When I first started creating e-learning courses, I was in a training role for a large organization and I was told that we needed to figure out a way to cut down on face-to-face training costs. I had to turn to e-learning, but I had never designed a course without a real-life instructor and I did not know e-learning software. Talk about a challenge! I learned by jumping in. Sometimes my designs worked and sometimes they did not. I learned what participants liked and what they didn’t through course evaluations and from talk around the office. The true results, however, showed on the job.
During my work with new hires, I discovered that when the learner had to do something (a task or procedure) rather than just click through slides, the learning stuck. When I mentored trainees who completed the e-learning courses that used this technique, I received fewer questions about processes and tasks. Those who took the courses that were not well designed asked questions that were covered in the content. Their learning management system transcript showed they had completed the course, but they did not retain the key information.
So, I guess you could say I learned by trial and error.

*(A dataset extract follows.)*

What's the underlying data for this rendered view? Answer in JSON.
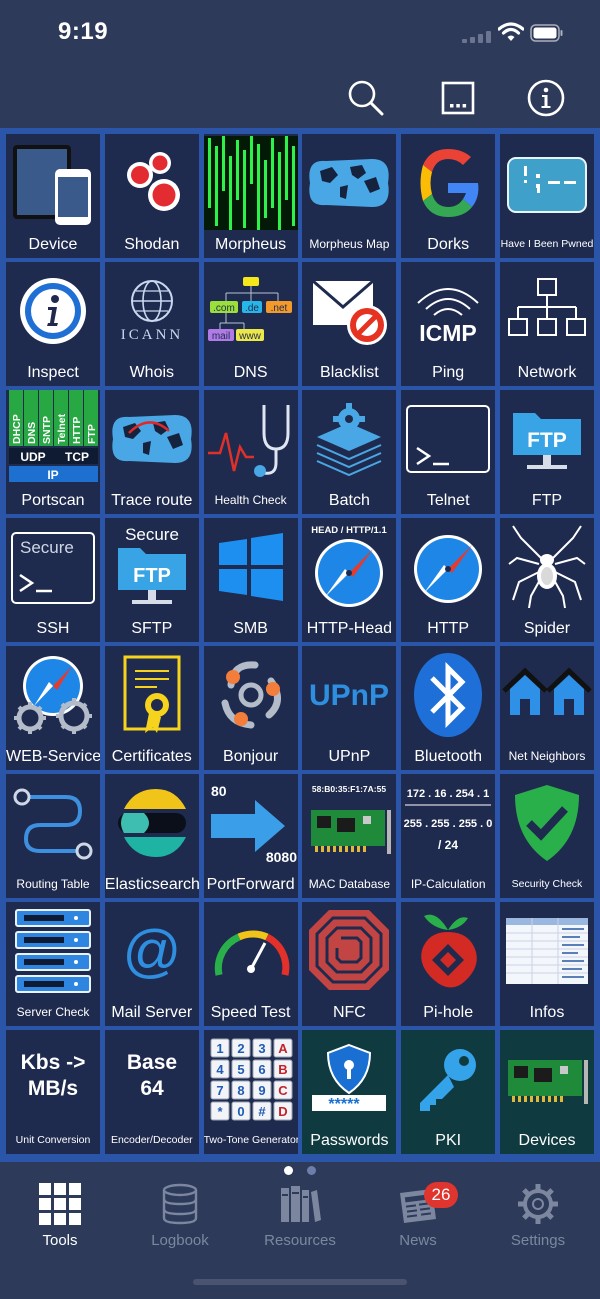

It didn’t take long for me to realize that good e-learning required more than just a set of PowerPoint slides to be clicked through. The learner needs to experience real-life scenarios, try out tasks, and receive feedback along the way. A smiley face and a good job at the end aren’t enough.
It was not until I attended ATD’s E-Learning Instructional Design Certificate Program and read Michael Allen’s Guide to E-Learning that it all made sense. I had been designing e-learning with no real guidelines or structure—only my own strategies for what had worked in the past.
The e-learning instructional design course will validate what you already do in terms of e-learning design. It will tell you what you need to stop doing and what you need to start doing. It will provide a structure for how to outline your e-learning course. The CCAF (context, challenge, activity, feedback) model ensures that you have all the elements required for your learners to walk away with not just new knowledge, but new skills.
This course introduces seven keys to e-learning success. Some of the ideas may be familiar to you, while others may be completely new. For example, I used to take the approach of giving feedback after every question. One of the keys is delaying judgment—allowing learners to make mistakes and then helping them understand why the mistake happened and the consequence that occurred. I implemented this idea into one of my programs with trepidation, but it has proven its worth. Learners are forced to problem solve and learn and retain information through this process. Let them have their aha moment!
The e-learning instructional design course enables you, as a learner, to experience good and bad e-learning with the use of real organization examples. I will let you test out the example e-learning courses and judge which cases work the best for you. Once you experience what it is like as a learner, you will get to practice the techniques that make e-learning instructional design a success. Looking back, the way I started my e-learning design career is similar to how we want participants to feel during this e-learning program. I learned best by doing, trying, and exploring, and I think that this may be true for our participants as well.
Join me during the next session of ATD’s E-Learning Instructional Design Certificate! Build learning programs that are meaningful, memorable, motivational, and measurable. See you in class!